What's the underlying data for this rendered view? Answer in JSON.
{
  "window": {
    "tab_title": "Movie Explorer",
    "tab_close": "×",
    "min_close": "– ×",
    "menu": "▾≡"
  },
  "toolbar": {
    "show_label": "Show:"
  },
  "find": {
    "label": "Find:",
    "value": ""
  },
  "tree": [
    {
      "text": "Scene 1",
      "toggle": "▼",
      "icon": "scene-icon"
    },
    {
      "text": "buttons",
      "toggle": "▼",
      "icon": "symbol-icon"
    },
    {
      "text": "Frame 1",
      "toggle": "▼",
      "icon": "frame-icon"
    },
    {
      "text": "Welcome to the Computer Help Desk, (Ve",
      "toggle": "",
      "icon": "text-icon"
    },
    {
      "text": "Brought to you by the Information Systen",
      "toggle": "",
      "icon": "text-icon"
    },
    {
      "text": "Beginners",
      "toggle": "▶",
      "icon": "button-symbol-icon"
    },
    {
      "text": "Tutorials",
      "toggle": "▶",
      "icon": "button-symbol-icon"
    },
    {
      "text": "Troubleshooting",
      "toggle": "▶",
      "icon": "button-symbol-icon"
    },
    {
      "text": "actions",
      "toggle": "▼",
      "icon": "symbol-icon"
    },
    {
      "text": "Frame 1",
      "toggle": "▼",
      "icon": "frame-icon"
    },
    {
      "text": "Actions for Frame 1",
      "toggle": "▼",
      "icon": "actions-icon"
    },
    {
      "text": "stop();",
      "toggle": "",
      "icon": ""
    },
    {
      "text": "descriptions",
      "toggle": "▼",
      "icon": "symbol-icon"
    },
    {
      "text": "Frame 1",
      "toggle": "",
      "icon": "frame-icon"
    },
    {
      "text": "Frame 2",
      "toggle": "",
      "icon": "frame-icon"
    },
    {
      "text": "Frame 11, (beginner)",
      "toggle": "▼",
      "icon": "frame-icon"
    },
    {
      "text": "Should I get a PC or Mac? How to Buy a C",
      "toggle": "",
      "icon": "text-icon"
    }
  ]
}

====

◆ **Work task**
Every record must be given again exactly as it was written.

◆ **Written answer**
What's the underlying data for this rendered view? Answer in JSON.
{
  "window": {
    "tab_title": "Movie Explorer",
    "tab_close": "×",
    "min_close": "– ×",
    "menu": "▾≡"
  },
  "toolbar": {
    "show_label": "Show:"
  },
  "find": {
    "label": "Find:",
    "value": ""
  },
  "tree": [
    {
      "text": "Scene 1",
      "toggle": "▼",
      "icon": "scene-icon"
    },
    {
      "text": "buttons",
      "toggle": "▼",
      "icon": "symbol-icon"
    },
    {
      "text": "Frame 1",
      "toggle": "▼",
      "icon": "frame-icon"
    },
    {
      "text": "Welcome to the Computer Help Desk, (Ve",
      "toggle": "",
      "icon": "text-icon"
    },
    {
      "text": "Brought to you by the Information Systen",
      "toggle": "",
      "icon": "text-icon"
    },
    {
      "text": "Beginners",
      "toggle": "▶",
      "icon": "button-symbol-icon"
    },
    {
      "text": "Tutorials",
      "toggle": "▶",
      "icon": "button-symbol-icon"
    },
    {
      "text": "Troubleshooting",
      "toggle": "▶",
      "icon": "button-symbol-icon"
    },
    {
      "text": "actions",
      "toggle": "▼",
      "icon": "symbol-icon"
    },
    {
      "text": "Frame 1",
      "toggle": "▼",
      "icon": "frame-icon"
    },
    {
      "text": "Actions for Frame 1",
      "toggle": "▼",
      "icon": "actions-icon"
    },
    {
      "text": "stop();",
      "toggle": "",
      "icon": ""
    },
    {
      "text": "descriptions",
      "toggle": "▼",
      "icon": "symbol-icon"
    },
    {
      "text": "Frame 1",
      "toggle": "",
      "icon": "frame-icon"
    },
    {
      "text": "Frame 2",
      "toggle": "",
      "icon": "frame-icon"
    },
    {
      "text": "Frame 11, (beginner)",
      "toggle": "▼",
      "icon": "frame-icon"
    },
    {
      "text": "Should I get a PC or Mac? How to Buy a C",
      "toggle": "",
      "icon": "text-icon"
    }
  ]
}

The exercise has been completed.